Nguyen’s confidence may not be as in-your-face as Mackenzie’s, but she is still optimistic that business will pick up, despite Alberta’s growing retail graveyard. “Anyone who has been in the business long enough knows sometimes you just have to ride it out. It’s survival of the fittest,” she says. “I sure hope anyone who opens a boutique loves what they do for that reason.”
With technological upheavals, hyper-competition and international brands flooding the market, retailers are dropping like flies
Albertans tighten wallets as Canadians increase spending overall
- Albertans are typically known for being big spenders compared to the rest of Canada, but as of this year’s second quarter, Alberta was the only province to show a decrease in overall spending, down 2.9 per cent, while the rest of the country averaged a 5.5 per cent increase, according to Moneris Metrics.
- Canadians are compassionate. In the wake of the Fort McMurray fires, charitable donations increased by 21.1 per cent – the biggest spending increase this year. The largest increase was in May with a whopping 60 per cent increase as Canadians responded to those Fort McMurray residents in need.
- Albertans own pampered pooches. Pet shops saw the second-biggest spending increase at 18.5 per cent followed by furniture and home furnishings at 13.1 per cent.

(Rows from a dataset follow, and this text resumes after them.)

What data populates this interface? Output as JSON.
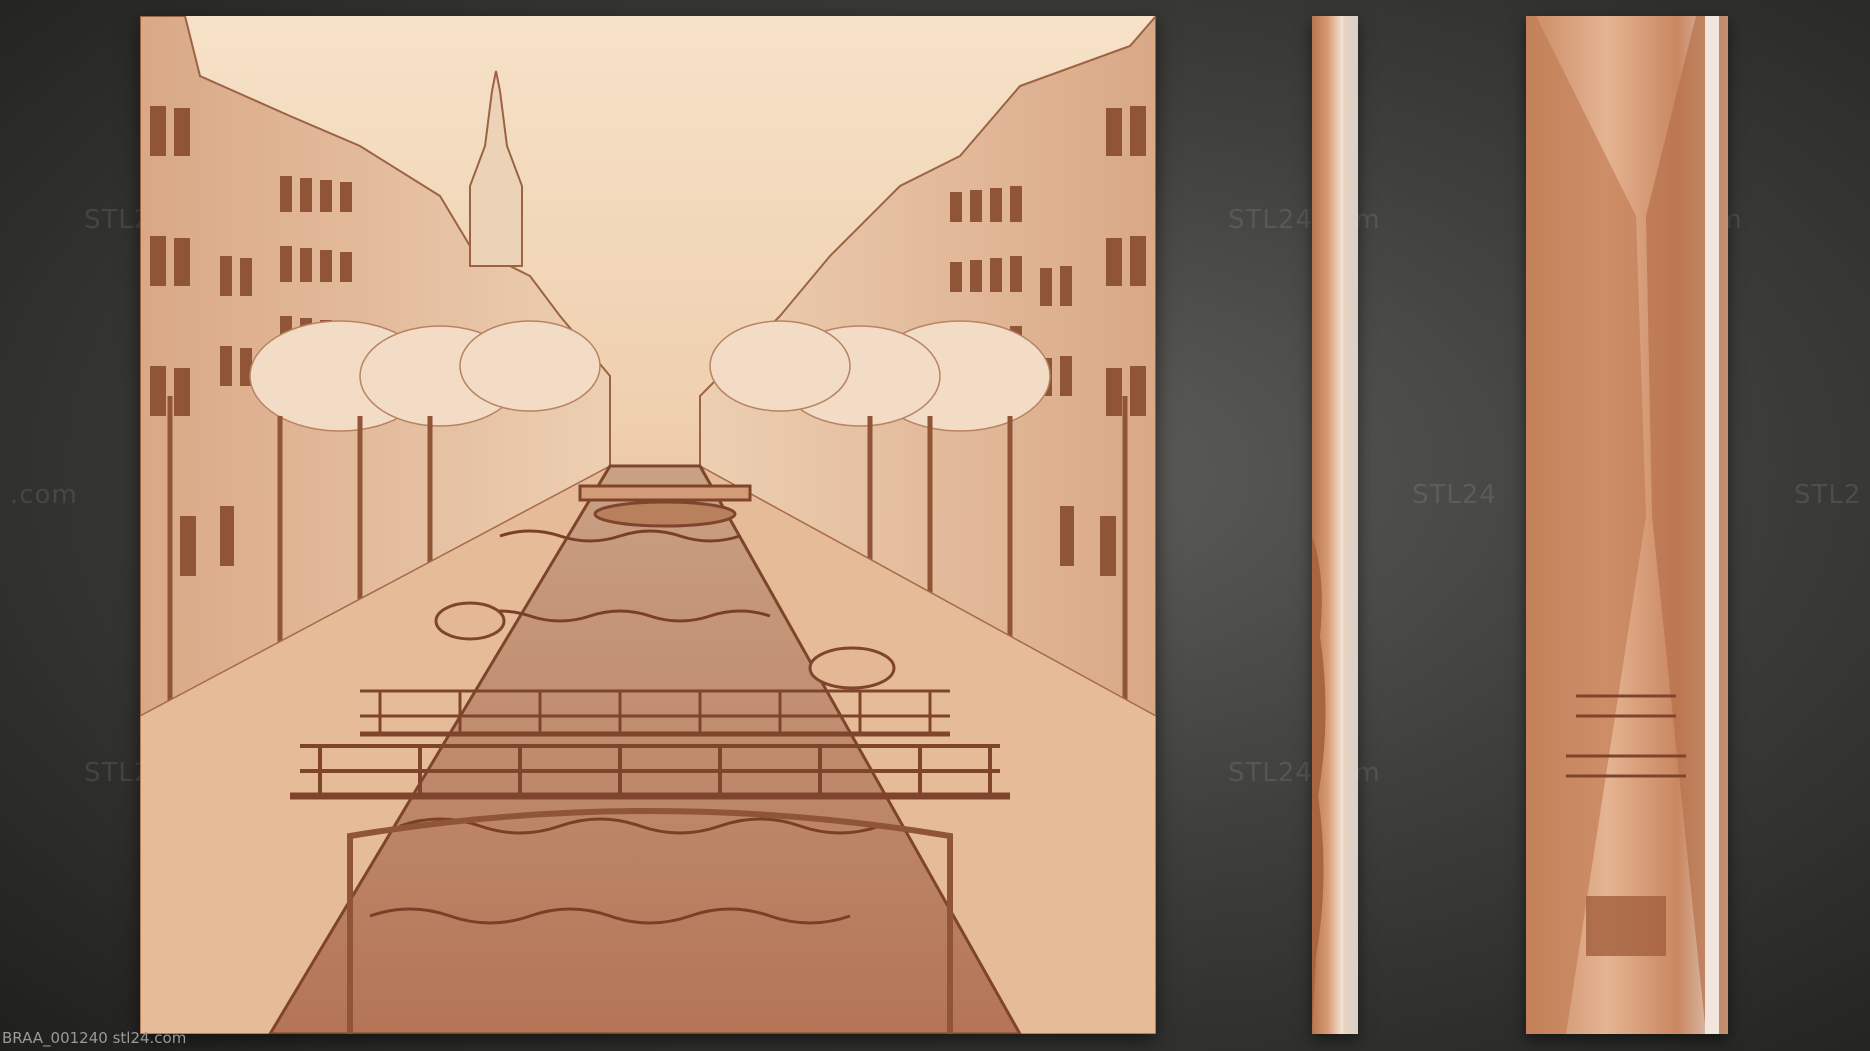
{
  "caption": "BRAA_001240 stl24.com",
  "watermarks": {
    "w1": "STL24.com",
    "w2": "STL24.com",
    "w3": "STL24.com",
    "w4": "STL24.com",
    "w5": ".com",
    "w6": "STL24.com",
    "w7": "STL24",
    "w8": "STL2"
  },
  "colors": {
    "background": "#3f3f3c",
    "relief_light": "#f6e2c8",
    "relief_mid": "#e1b08c",
    "relief_dark": "#8a4e34"
  }
}
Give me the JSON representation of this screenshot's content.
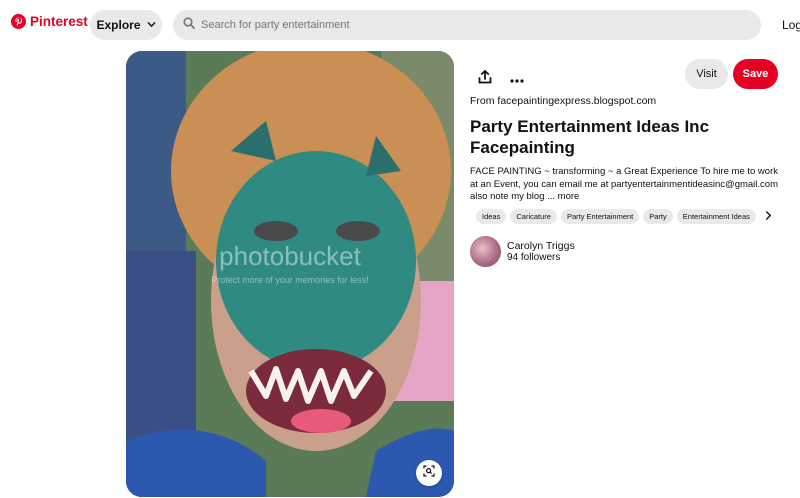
{
  "header": {
    "logo_text": "Pinterest",
    "explore_label": "Explore",
    "search_placeholder": "Search for party entertainment",
    "login_label": "Log"
  },
  "image": {
    "watermark_top": "photobucket",
    "watermark_bottom": "Protect more of your memories for less!"
  },
  "pin": {
    "visit_label": "Visit",
    "save_label": "Save",
    "from_prefix": "From",
    "source_domain": "facepaintingexpress.blogspot.com",
    "title": "Party Entertainment Ideas Inc Facepainting",
    "description": "FACE PAINTING ~ transforming ~ a Great Experience To hire me to work at an Event, you can email me at partyentertainmentideasinc@gmail.com also note my blog",
    "more_label": "... more",
    "tags": [
      "Ideas",
      "Caricature",
      "Party Entertainment",
      "Party",
      "Entertainment Ideas"
    ]
  },
  "creator": {
    "name": "Carolyn Triggs",
    "followers": "94 followers"
  },
  "colors": {
    "brand_red": "#e60023",
    "pill_gray": "#e9e9e9"
  },
  "icons": [
    "pinterest-logo-icon",
    "chevron-down-icon",
    "search-icon",
    "share-icon",
    "more-icon",
    "visual-search-icon",
    "chevron-right-icon"
  ]
}
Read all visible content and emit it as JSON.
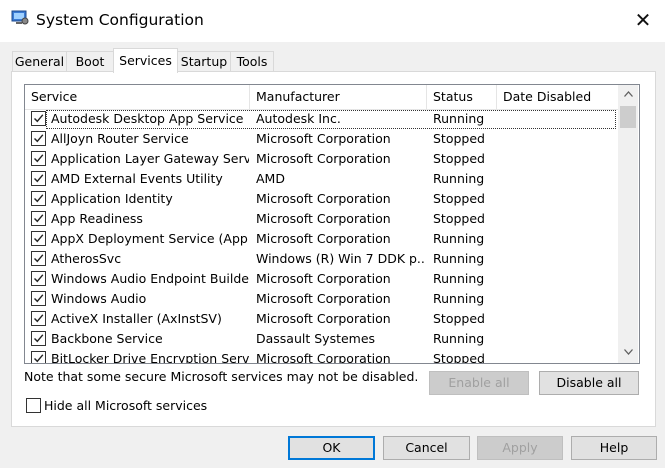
{
  "window": {
    "title": "System Configuration",
    "close_glyph": "✕"
  },
  "tabs": [
    {
      "label": "General"
    },
    {
      "label": "Boot"
    },
    {
      "label": "Services",
      "active": true
    },
    {
      "label": "Startup"
    },
    {
      "label": "Tools"
    }
  ],
  "services_list": {
    "columns": [
      "Service",
      "Manufacturer",
      "Status",
      "Date Disabled"
    ],
    "rows": [
      {
        "checked": true,
        "service": "Autodesk Desktop App Service",
        "manufacturer": "Autodesk Inc.",
        "status": "Running",
        "date_disabled": ""
      },
      {
        "checked": true,
        "service": "AllJoyn Router Service",
        "manufacturer": "Microsoft Corporation",
        "status": "Stopped",
        "date_disabled": ""
      },
      {
        "checked": true,
        "service": "Application Layer Gateway Service",
        "manufacturer": "Microsoft Corporation",
        "status": "Stopped",
        "date_disabled": ""
      },
      {
        "checked": true,
        "service": "AMD External Events Utility",
        "manufacturer": "AMD",
        "status": "Running",
        "date_disabled": ""
      },
      {
        "checked": true,
        "service": "Application Identity",
        "manufacturer": "Microsoft Corporation",
        "status": "Stopped",
        "date_disabled": ""
      },
      {
        "checked": true,
        "service": "App Readiness",
        "manufacturer": "Microsoft Corporation",
        "status": "Stopped",
        "date_disabled": ""
      },
      {
        "checked": true,
        "service": "AppX Deployment Service (App...",
        "manufacturer": "Microsoft Corporation",
        "status": "Running",
        "date_disabled": ""
      },
      {
        "checked": true,
        "service": "AtherosSvc",
        "manufacturer": "Windows (R) Win 7 DDK p...",
        "status": "Running",
        "date_disabled": ""
      },
      {
        "checked": true,
        "service": "Windows Audio Endpoint Builder",
        "manufacturer": "Microsoft Corporation",
        "status": "Running",
        "date_disabled": ""
      },
      {
        "checked": true,
        "service": "Windows Audio",
        "manufacturer": "Microsoft Corporation",
        "status": "Running",
        "date_disabled": ""
      },
      {
        "checked": true,
        "service": "ActiveX Installer (AxInstSV)",
        "manufacturer": "Microsoft Corporation",
        "status": "Stopped",
        "date_disabled": ""
      },
      {
        "checked": true,
        "service": "Backbone Service",
        "manufacturer": "Dassault Systemes",
        "status": "Running",
        "date_disabled": ""
      },
      {
        "checked": true,
        "service": "BitLocker Drive Encryption Service",
        "manufacturer": "Microsoft Corporation",
        "status": "Stopped",
        "date_disabled": ""
      }
    ]
  },
  "note": "Note that some secure Microsoft services may not be disabled.",
  "buttons": {
    "enable_all": {
      "label": "Enable all",
      "enabled": false
    },
    "disable_all": {
      "label": "Disable all",
      "enabled": true
    },
    "ok": "OK",
    "cancel": "Cancel",
    "apply": {
      "label": "Apply",
      "enabled": false
    },
    "help": "Help"
  },
  "hide_ms": {
    "label": "Hide all Microsoft services",
    "checked": false
  },
  "colors": {
    "accent": "#0078d7",
    "window_bg": "#f0f0f0"
  }
}
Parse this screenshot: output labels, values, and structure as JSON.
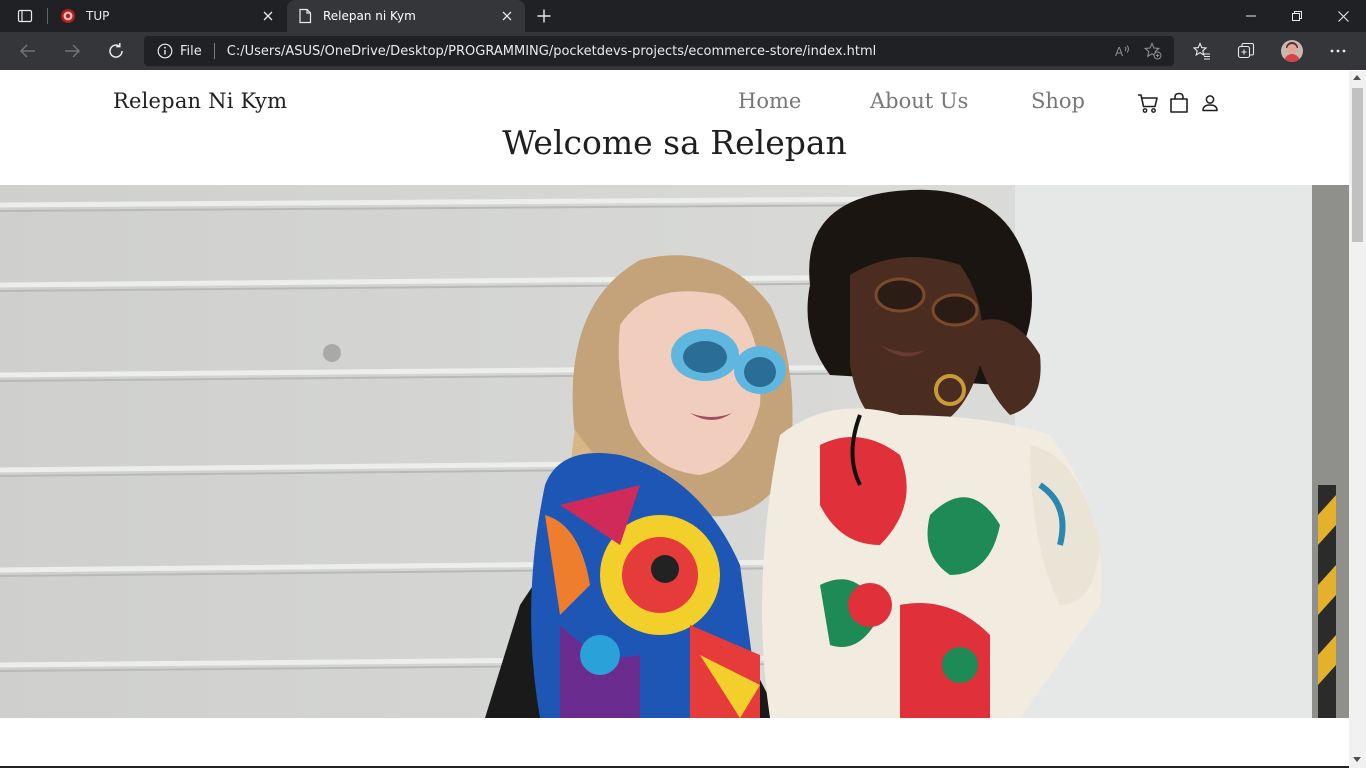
{
  "browser": {
    "tabs": [
      {
        "title": "TUP",
        "active": false
      },
      {
        "title": "Relepan ni Kym",
        "active": true
      }
    ],
    "address": {
      "scheme_label": "File",
      "url": "C:/Users/ASUS/OneDrive/Desktop/PROGRAMMING/pocketdevs-projects/ecommerce-store/index.html"
    }
  },
  "site": {
    "brand": "Relepan Ni Kym",
    "nav": [
      "Home",
      "About Us",
      "Shop"
    ],
    "welcome": "Welcome sa Relepan",
    "icons": [
      "cart-icon",
      "shopping-bag-icon",
      "user-icon"
    ]
  },
  "colors": {
    "tabbar": "#202124",
    "toolbar": "#35363a",
    "nav_text": "#777777",
    "heading_text": "#1f1f1f"
  }
}
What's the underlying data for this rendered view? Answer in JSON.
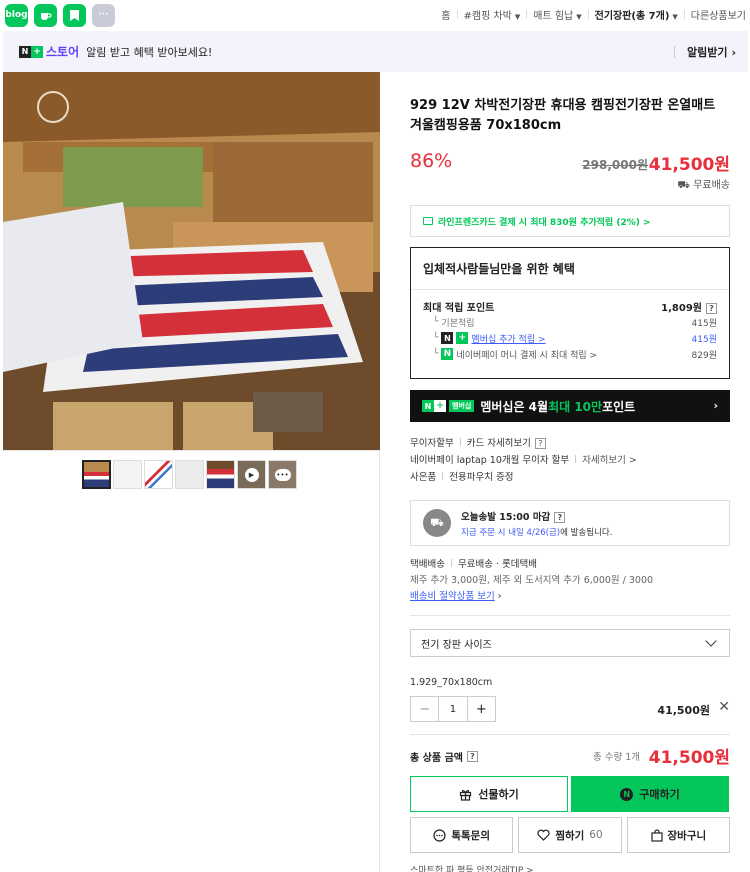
{
  "topbar": {
    "apps": [
      {
        "name": "blog",
        "label": "blog"
      },
      {
        "name": "cafe",
        "label": ""
      },
      {
        "name": "bookmark",
        "label": ""
      },
      {
        "name": "more",
        "label": "···"
      }
    ],
    "breadcrumb": {
      "home": "홈",
      "item1": "#캠핑 차박",
      "item2": "매트 힘납",
      "item3": "전기장판(총 7개)",
      "item4": "다른상품보기"
    }
  },
  "notice": {
    "logo_n": "N",
    "logo_plus": "+",
    "logo_store": "스토어",
    "text": "알림 받고 혜택 받아보세요!",
    "button": "알림받기"
  },
  "product": {
    "title": "929 12V 차박전기장판 휴대용 캠핑전기장판 온열매트 겨울캠핑용품 70x180cm",
    "discount": "86%",
    "original_price": "298,000원",
    "sale_price": "41,500원",
    "shipping_free": "무료배송"
  },
  "card_banner": "라인프렌즈카드 결제 시 최대 830원 추가적립 (2%) >",
  "benefit": {
    "title": "입체적사람들님만을 위한 혜택",
    "max_label": "최대 적립 포인트",
    "max_value": "1,809원",
    "basic_label": "기본적립",
    "basic_value": "415원",
    "member_label": "멤버십 추가 적립 >",
    "member_value": "415원",
    "money_label": "네이버페이 머니 결제 시 최대 적립 >",
    "money_value": "829원"
  },
  "membership": {
    "badge": "멤버십",
    "text_a": "멤버십은 4월 ",
    "text_b": "최대 10만",
    "text_c": " 포인트"
  },
  "info": {
    "row1_a": "무이자할부",
    "row1_b": "카드 자세히보기",
    "row2_a": "네이버페이 laptap 10개월 무이자 할부",
    "row2_b": "자세히보기 >",
    "row3_a": "사은품",
    "row3_b": "전용파우치 증정"
  },
  "ship_box": {
    "title": "오늘송발 15:00 마감",
    "sub_blue": "지금 주문 시 내일 4/26(금)",
    "sub_black": "에 발송됩니다."
  },
  "delivery": {
    "line1_a": "택배배송",
    "line1_b": "무료배송 · 롯데택배",
    "line2": "제주 추가 3,000원, 제주 외 도서지역 추가 6,000원 / 3000",
    "line3": "배송비 절약상품 보기"
  },
  "option": {
    "select_label": "전기 장판 사이즈",
    "selected_name": "1.929_70x180cm",
    "qty": "1",
    "price": "41,500원"
  },
  "total": {
    "label": "총 상품 금액",
    "count": "총 수량 1개",
    "price": "41,500원"
  },
  "buttons": {
    "gift": "선물하기",
    "buy": "구매하기",
    "talk": "톡톡문의",
    "wish": "찜하기",
    "wish_count": "60",
    "cart": "장바구니"
  },
  "footnote": "스마트한 파 평등 안전거래TIP >"
}
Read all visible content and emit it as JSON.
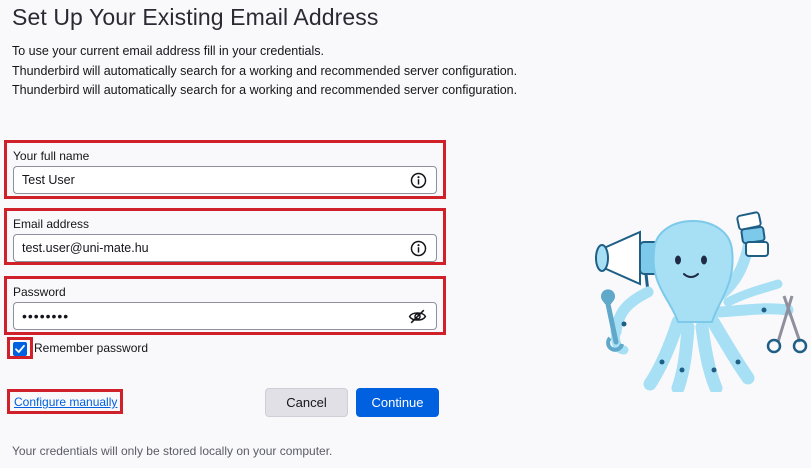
{
  "page": {
    "title": "Set Up Your Existing Email Address",
    "intro_lines": [
      "To use your current email address fill in your credentials.",
      "Thunderbird will automatically search for a working and recommended server configuration.",
      "Thunderbird will automatically search for a working and recommended server configuration."
    ]
  },
  "form": {
    "full_name": {
      "label": "Your full name",
      "value": "Test User",
      "icon": "info-icon"
    },
    "email": {
      "label": "Email address",
      "value": "test.user@uni-mate.hu",
      "icon": "info-icon"
    },
    "password": {
      "label": "Password",
      "value": "••••••••",
      "icon": "eye-slash-icon"
    },
    "remember": {
      "label": "Remember password",
      "checked": true
    }
  },
  "actions": {
    "configure_manually": "Configure manually",
    "cancel": "Cancel",
    "continue": "Continue"
  },
  "footer": {
    "note": "Your credentials will only be stored locally on your computer."
  },
  "colors": {
    "accent": "#0061e0",
    "highlight_border": "#d0202a",
    "mascot": "#a7e0f5"
  }
}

- The same time last year, Alberta saw a spending increase of two per cent while Canadians upped their spending by 6.1 per cent. The largest increases that year were fast food, paint and wallpaper, and women’s accessories at 12.5 per cent, 11.9 per cent and 10.1 per cent respectively.